The narrative itself has a critical tone—sometimes verging on ironic—regarding religion. Once the congregants and guests are on the boat, Baldwin writes, "The children, bored with the familiar spectacle, had already drawn apart and amused themselves by loud cries and games that were no less exhibitionistic than that being played by their parents," thus explicitly calling the congregation and group discussion of God and salvation an ostentatious game.

The boat itself serves as a provocative interstitial space for this drama to play out, and the fact that their destination is a mountain harks to Exodus and the biblical Mount Sinai, where Moses receives the Ten Commandments from God. In Christianity, the symbolic interpretation of "the mountaintop" is a place where one has direct conference with God, where one can see the promise of an ideal future. The Exodus was a long journey that tested the faith of participants. In "The Outing," faiths are tested and reaffirmed on the journey to Bear Mountain. Baldwin references the Hudson River throughout the story as an "indifferent" force of nature. At one point, during the service on the boat, Baldwin describes the scene of worshippers and skeptics standing there as one, experiencing the whims and throws of the Hudson. He writes:

Now the hall was filled with a rushing wind on which forever rides the Lord, death or healing indifferently in His hands. Under this fury the saints bowed low, crying out 'holy!' and tears fell. On the open deck sinners stood and watched, beyond them the fiery sun and the deep river, the black-brown-green, unchanging cliffs. That sun, which covered earth and water now, would one day refuse to shine, the river would cease its rushing and its numberless dead would rise; the cliffs would shiver, crack, fall and where they had been would then be nothing but the unleased wrath of God.
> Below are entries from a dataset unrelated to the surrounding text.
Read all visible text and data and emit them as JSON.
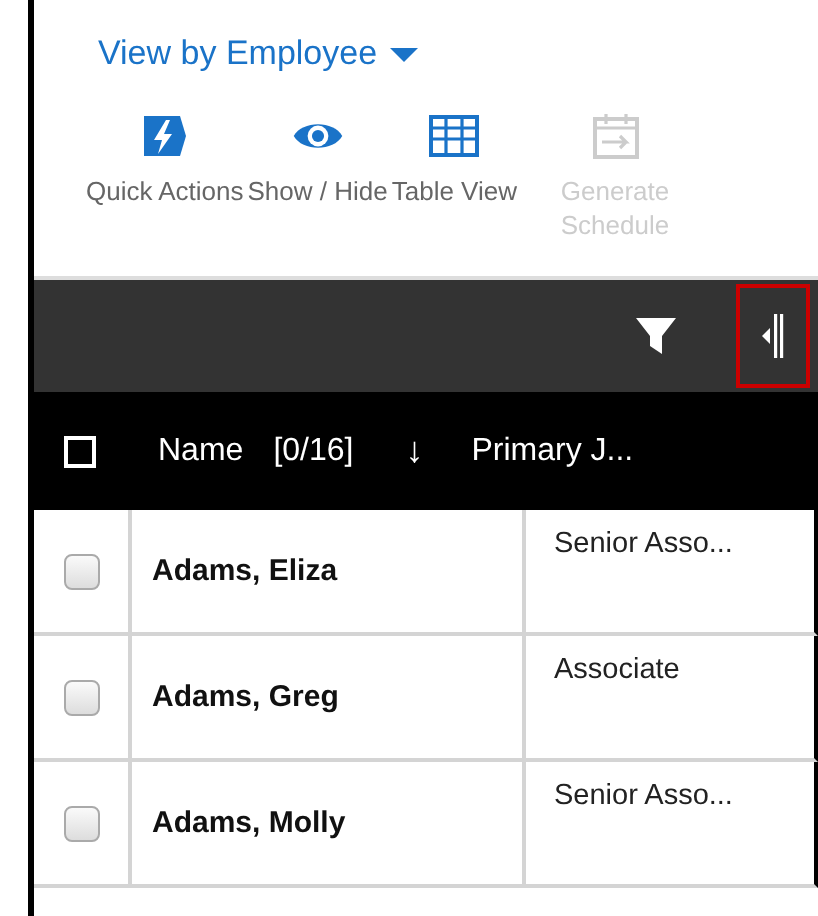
{
  "view_selector": {
    "label": "View by Employee"
  },
  "toolbar": [
    {
      "kind": "bolt",
      "label": "Quick Actions",
      "disabled": false
    },
    {
      "kind": "eye",
      "label": "Show / Hide",
      "disabled": false
    },
    {
      "kind": "grid",
      "label": "Table View",
      "disabled": false
    },
    {
      "kind": "calendar",
      "label": "Generate Schedule",
      "disabled": true
    }
  ],
  "filter_bar": {
    "collapse_highlighted": true
  },
  "table": {
    "header_checked": false,
    "columns": [
      {
        "label": "Name",
        "count": "[0/16]",
        "sort": "↓"
      },
      {
        "label": "Primary J..."
      }
    ],
    "rows": [
      {
        "name": "Adams, Eliza",
        "job": "Senior Asso...",
        "checked": false
      },
      {
        "name": "Adams, Greg",
        "job": "Associate",
        "checked": false
      },
      {
        "name": "Adams, Molly",
        "job": "Senior Asso...",
        "checked": false
      }
    ]
  }
}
This scene demonstrates how both "sinners" and "saints" experience the same tumultuous world; the difference is in their perspective, and not their sensation. Both groups feel the water rise and fall, but one rejoices at the power of their Lord while the other watches in varied states of skepticism.